As the sun rose on Sunday 4th November more than 400 drivers and their passengers set out on the world famous Bonhams London to Brighton Veteran Car Run supported by Hiscox.
Over the past four years I have had the pleasure of photographing these magnificent carriages crossing the finishing line at Madeira Drive Brighton and have come to recognise the returning cars, drivers and passengers with much admiration.
I arrived at 9am in anticipation to familiarise myself with the set-up, as it varies a little each year, and to catch up with the expert media team who started their day at Hyde Park to hear how the crowds, drivers and passengers were feeling at the start line.
The first of the remarkable, pioneering horseless carriages dating back to pre-1905 left Hyde Park at 06.59 am and for the next couple of hours a huge variety of vehicles streamed down Constitution Hill, past Buckingham Palace on to The Mall.
This year – and for the first time – the route was split in Parliament Square to minimise traffic delays and congestion in south London. Half of the eager participants travelled over Westminster Bridge and then followed the traditional A23 route via Kennington, Brixton and Streatham Common; the other half left over Lambeth Bridge then travelled via Vauxhall, Clapham Common and Tooting. The two routes merged on the A236 just north of Croydon with the entire magical cavalcade reunited at the spectator-friendly halfway halt in Crawley High Street.
Crawley High Street also marks an important stage on the Run as it’s the start of the Regularity Time Trial, the only competitive element of the event. Finishing 13 miles away in Burgess Hill, the Regularity Time Trial requires drivers to get as close to a chosen average speed as possible.
After Burgess Hill, the vehicles tackled yet more scenic but demanding Sussex roads over the rolling South Downs, passing through Hassocks and Clayton before re-joining the A23 for the run into Brighton and the seaside finish on Madeira Drive. Adding to this year’s spectacle, many of the busy pubs along the 60-mile route opened early and supporting the event’s charity partner The Movember Foundation.

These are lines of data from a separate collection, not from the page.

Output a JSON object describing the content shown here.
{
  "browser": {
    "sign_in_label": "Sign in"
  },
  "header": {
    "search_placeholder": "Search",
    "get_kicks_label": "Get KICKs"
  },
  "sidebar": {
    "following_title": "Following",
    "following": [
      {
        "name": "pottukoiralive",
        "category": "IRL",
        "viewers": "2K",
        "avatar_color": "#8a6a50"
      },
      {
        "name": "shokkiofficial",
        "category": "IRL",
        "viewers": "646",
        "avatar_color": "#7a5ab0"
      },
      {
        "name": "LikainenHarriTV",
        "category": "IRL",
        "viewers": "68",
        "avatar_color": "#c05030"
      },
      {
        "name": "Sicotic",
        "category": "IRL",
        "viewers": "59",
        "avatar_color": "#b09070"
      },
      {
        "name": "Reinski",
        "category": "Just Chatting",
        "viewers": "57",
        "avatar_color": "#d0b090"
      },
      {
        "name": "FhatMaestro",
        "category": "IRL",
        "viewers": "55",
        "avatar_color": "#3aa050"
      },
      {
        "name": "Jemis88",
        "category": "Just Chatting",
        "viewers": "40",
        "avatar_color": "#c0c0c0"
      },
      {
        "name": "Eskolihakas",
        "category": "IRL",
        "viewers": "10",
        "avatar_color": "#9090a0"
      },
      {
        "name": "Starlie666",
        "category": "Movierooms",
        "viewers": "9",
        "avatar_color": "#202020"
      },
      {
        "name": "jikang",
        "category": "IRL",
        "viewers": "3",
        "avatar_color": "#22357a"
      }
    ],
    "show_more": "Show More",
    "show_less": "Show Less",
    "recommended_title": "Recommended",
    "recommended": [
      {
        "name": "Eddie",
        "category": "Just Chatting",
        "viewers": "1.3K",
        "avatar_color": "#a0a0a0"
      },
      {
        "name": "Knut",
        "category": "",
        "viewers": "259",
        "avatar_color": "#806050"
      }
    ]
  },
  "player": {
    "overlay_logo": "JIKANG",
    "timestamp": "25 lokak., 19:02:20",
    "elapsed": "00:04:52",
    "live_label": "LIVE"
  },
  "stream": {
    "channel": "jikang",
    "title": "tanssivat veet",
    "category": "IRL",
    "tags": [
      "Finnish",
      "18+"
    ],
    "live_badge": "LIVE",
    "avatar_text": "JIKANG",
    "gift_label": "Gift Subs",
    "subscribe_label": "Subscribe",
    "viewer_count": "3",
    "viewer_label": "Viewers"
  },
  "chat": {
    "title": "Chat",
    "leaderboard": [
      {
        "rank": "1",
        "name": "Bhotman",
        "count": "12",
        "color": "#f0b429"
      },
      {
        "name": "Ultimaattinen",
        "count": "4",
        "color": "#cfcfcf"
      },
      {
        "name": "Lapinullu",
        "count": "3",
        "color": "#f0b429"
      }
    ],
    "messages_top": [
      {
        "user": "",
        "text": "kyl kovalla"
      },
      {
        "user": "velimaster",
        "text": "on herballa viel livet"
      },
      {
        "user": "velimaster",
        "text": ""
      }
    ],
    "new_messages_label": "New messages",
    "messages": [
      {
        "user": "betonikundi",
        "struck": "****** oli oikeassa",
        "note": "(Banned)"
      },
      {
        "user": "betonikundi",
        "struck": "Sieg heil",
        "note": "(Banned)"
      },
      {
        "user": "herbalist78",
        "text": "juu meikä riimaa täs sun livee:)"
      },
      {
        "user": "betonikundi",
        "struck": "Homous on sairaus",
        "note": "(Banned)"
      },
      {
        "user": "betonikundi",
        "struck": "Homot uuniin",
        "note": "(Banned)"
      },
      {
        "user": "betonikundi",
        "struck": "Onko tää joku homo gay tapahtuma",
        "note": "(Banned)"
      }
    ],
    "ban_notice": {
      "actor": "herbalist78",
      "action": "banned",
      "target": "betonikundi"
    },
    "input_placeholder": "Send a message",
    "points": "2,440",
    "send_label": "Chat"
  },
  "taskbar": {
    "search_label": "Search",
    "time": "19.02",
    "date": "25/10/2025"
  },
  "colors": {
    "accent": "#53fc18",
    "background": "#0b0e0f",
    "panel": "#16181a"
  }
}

The first car home was the 1901 Oldsmobile of Andres Melkus from Austria arriving on Madeira Drive at 10.23am, which is the same car and driver as last year, well done to Andreas and his trusted Oldsmobile!
While the Run is famously not a race, the increasingly popular Regularity Time Trial does provide a competitive element. More than 320 entrants, more than ever before, elected to take part in the Trial by attempting to keep to a strict average speed for the stretch between Crawley and Burgess Hill. The winner was Paul Kelling in an Oldsmobile who covered the 13 miles at an average speed of 12.05mph compared to his 12mph target.
The weather had been kind this year as it was unseasonably warm making for a pleasant trip for the participants and spectators alike. For me it was a much more pleasurable eight hours photographing without the biting wind from the English Channel experienced during previous sunny years.
Here are a selection of photographs from the day at the finishing line in Brighton showing the atmosphere and emotion of this historic Car Run. To see a wider selection of images from the day simply click here to the Events section of the website.
In total, nearly ninety per cent of the starters made it to Brighton before the 4.30pm deadline to claim a coveted finishers’ medal – just 44 of the starters failing to reach the sea front.
It was a fun and tiring day, but rewarding to hear the many stories the drivers gave about the history of their experiences as passengers and eventually drivers of the carriages taking part in the Car Run, that started when they were small children sitting on their parents’ knees.
I’m already looking forward to the Bonhams London to Brighton Veteran Car Run next year, don’t forget to save the date, Sunday 3 November 2019.